# Excerpts from a dataset:
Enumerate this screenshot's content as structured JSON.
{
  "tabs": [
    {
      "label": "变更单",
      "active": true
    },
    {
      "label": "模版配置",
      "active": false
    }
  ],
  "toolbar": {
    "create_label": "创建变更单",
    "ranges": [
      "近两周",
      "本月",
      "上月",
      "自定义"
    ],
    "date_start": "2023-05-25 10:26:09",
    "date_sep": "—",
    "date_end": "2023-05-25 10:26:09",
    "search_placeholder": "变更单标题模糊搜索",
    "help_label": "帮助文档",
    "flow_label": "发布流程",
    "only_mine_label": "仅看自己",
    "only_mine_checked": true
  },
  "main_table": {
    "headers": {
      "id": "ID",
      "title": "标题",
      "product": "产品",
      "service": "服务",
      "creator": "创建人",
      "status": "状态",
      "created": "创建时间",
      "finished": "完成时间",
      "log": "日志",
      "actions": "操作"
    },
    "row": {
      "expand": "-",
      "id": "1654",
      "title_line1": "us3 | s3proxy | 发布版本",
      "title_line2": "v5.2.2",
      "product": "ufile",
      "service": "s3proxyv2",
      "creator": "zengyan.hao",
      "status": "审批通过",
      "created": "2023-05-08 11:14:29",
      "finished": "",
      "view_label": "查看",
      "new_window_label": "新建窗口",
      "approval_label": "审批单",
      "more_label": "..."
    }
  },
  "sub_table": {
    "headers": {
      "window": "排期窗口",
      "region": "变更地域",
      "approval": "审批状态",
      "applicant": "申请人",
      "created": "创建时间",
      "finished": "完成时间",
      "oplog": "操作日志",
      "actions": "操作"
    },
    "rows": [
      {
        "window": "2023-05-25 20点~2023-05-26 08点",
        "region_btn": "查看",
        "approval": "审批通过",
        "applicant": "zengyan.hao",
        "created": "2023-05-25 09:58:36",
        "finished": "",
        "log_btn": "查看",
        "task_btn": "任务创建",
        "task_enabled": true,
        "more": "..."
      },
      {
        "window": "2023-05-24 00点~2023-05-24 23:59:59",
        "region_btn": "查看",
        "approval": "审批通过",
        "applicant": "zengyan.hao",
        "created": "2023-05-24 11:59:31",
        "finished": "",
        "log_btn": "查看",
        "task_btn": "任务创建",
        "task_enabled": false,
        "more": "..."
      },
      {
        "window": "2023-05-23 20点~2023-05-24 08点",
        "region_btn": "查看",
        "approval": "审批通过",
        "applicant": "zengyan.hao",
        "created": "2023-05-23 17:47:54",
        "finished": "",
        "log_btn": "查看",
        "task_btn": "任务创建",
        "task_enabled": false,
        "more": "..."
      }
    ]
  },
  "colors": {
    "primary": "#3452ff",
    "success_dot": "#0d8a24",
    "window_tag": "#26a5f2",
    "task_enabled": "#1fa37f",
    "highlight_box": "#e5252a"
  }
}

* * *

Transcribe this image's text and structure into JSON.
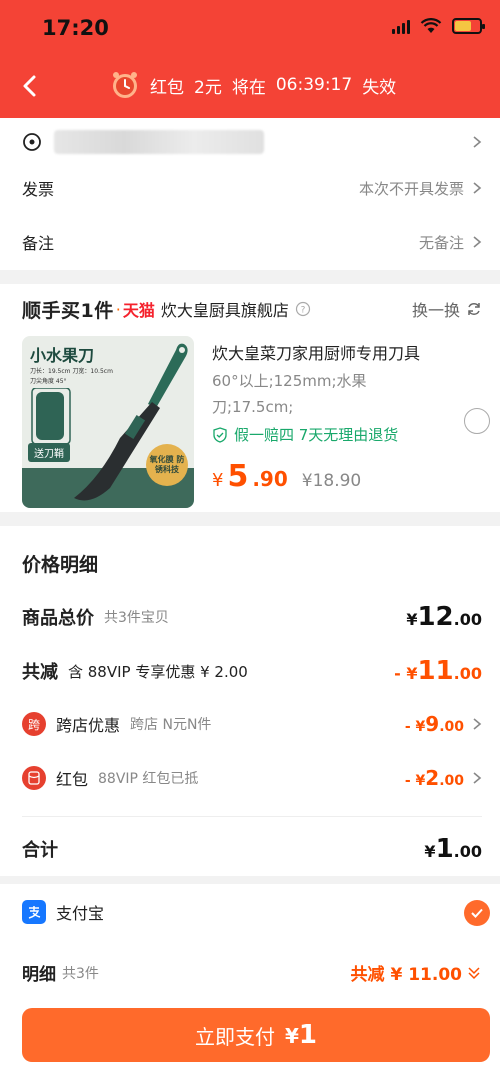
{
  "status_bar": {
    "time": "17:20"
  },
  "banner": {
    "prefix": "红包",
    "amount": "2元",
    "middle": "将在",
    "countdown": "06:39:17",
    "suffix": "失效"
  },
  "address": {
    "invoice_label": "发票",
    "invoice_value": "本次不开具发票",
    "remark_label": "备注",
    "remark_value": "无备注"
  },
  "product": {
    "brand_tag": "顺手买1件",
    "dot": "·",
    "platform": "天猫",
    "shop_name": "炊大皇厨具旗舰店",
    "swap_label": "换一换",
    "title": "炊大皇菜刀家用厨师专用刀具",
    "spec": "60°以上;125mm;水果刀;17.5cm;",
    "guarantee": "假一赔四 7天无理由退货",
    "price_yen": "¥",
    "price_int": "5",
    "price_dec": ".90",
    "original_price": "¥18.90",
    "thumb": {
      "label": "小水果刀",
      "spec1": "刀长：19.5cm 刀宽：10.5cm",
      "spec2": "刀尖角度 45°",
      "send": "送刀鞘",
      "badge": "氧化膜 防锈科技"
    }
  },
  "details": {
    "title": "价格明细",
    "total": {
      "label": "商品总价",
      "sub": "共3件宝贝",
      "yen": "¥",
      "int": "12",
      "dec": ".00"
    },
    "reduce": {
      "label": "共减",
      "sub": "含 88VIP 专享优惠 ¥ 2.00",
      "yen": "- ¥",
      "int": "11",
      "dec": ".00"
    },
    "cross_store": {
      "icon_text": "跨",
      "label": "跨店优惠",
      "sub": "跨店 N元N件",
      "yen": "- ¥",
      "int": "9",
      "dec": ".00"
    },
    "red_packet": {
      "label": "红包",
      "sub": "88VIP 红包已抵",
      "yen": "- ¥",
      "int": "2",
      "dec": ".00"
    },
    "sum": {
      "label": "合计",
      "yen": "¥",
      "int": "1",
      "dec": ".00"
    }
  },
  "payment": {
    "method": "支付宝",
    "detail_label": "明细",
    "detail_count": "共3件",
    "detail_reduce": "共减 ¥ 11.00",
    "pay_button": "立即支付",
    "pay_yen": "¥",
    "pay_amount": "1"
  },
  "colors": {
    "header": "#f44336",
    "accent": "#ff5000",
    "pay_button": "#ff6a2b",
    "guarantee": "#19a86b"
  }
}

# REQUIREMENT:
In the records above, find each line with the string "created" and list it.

# EXPECTED OUTPUT:
      "created": "创建时间",
      "created": "2023-05-08 11:14:29",
      "created": "创建时间",
        "created": "2023-05-25 09:58:36",
        "created": "2023-05-24 11:59:31",
        "created": "2023-05-23 17:47:54",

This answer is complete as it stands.